==== RECORDS PROVIDED ====

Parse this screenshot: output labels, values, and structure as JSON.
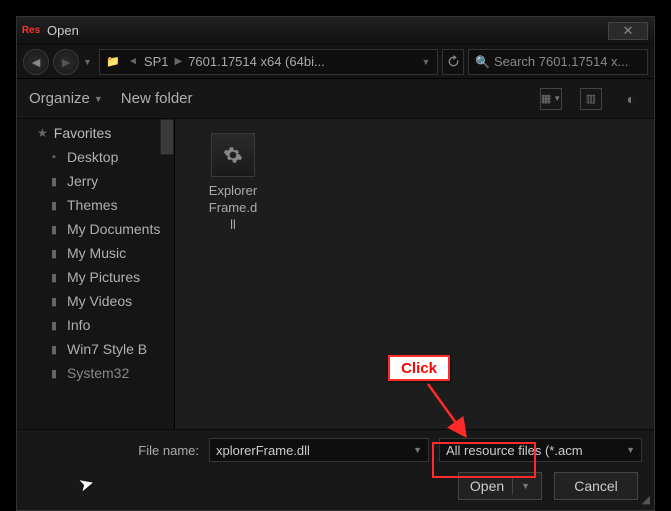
{
  "title": "Open",
  "app_icon_label": "Res",
  "nav": {
    "crumb_icon": "📁",
    "crumb1": "SP1",
    "crumb2": "7601.17514 x64 (64bi...",
    "search_placeholder": "Search 7601.17514 x..."
  },
  "toolbar": {
    "organize": "Organize",
    "newfolder": "New folder"
  },
  "sidebar": {
    "section": "Favorites",
    "items": [
      "Desktop",
      "Jerry",
      "Themes",
      "My Documents",
      "My Music",
      "My Pictures",
      "My Videos",
      "Info",
      "Win7 Style B",
      "System32"
    ]
  },
  "file": {
    "name": "ExplorerFrame.dll"
  },
  "footer": {
    "filename_label": "File name:",
    "filename_value": "xplorerFrame.dll",
    "filetype": "All resource files (*.acm",
    "open": "Open",
    "cancel": "Cancel"
  },
  "annotation": {
    "click": "Click"
  }
}
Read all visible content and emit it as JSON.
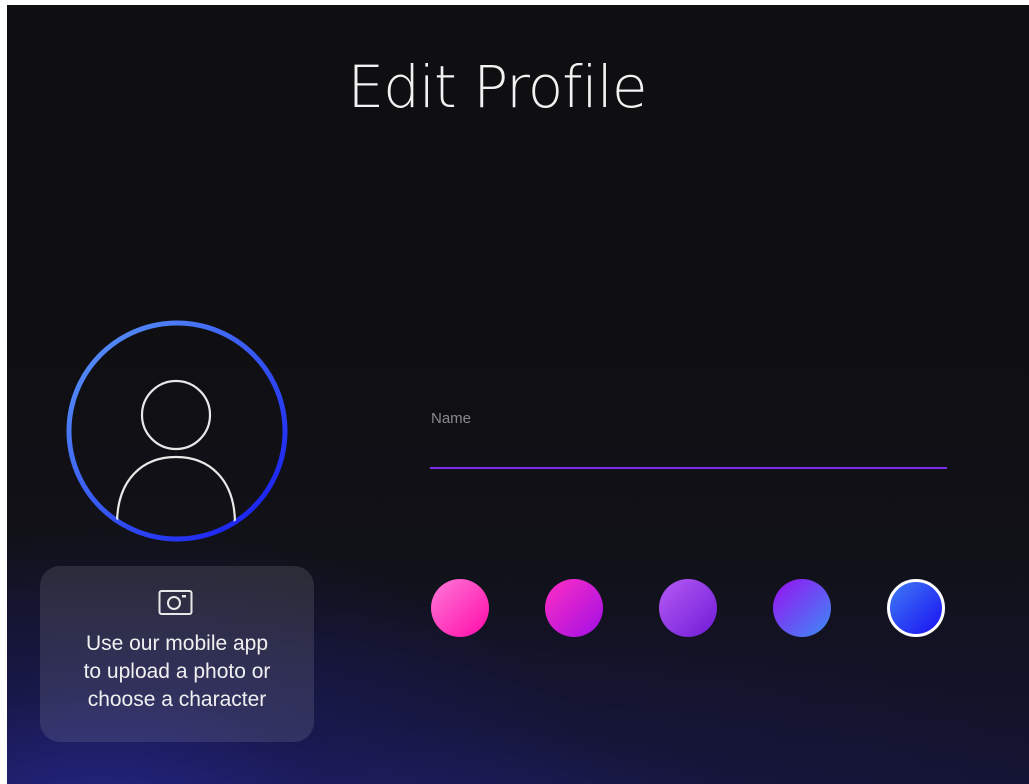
{
  "page": {
    "title": "Edit Profile"
  },
  "avatar": {
    "icon": "person-icon",
    "ring_colors": [
      "#4f8ef5",
      "#1a1ef2"
    ]
  },
  "upload_card": {
    "icon": "camera-icon",
    "text": "Use our mobile app\nto upload a photo or\nchoose a character"
  },
  "name_field": {
    "label": "Name",
    "value": "",
    "underline_color": "#7b2ee8"
  },
  "color_swatches": [
    {
      "name": "pink",
      "from": "#ff7ad9",
      "to": "#ff0aa8",
      "selected": false
    },
    {
      "name": "magenta",
      "from": "#ff2ec4",
      "to": "#a10fe6",
      "selected": false
    },
    {
      "name": "purple",
      "from": "#b65cf5",
      "to": "#6e1ad6",
      "selected": false
    },
    {
      "name": "violet-blue",
      "from": "#9a10f2",
      "to": "#3a8df5",
      "selected": false
    },
    {
      "name": "blue",
      "from": "#3e7bf7",
      "to": "#1a0ff0",
      "selected": true
    }
  ]
}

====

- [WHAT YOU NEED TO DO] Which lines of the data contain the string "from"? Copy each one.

- [WRITTEN SOLUTION]
      "from": "#ff7ad9",
      "from": "#ff2ec4",
      "from": "#b65cf5",
      "from": "#9a10f2",
      "from": "#3e7bf7",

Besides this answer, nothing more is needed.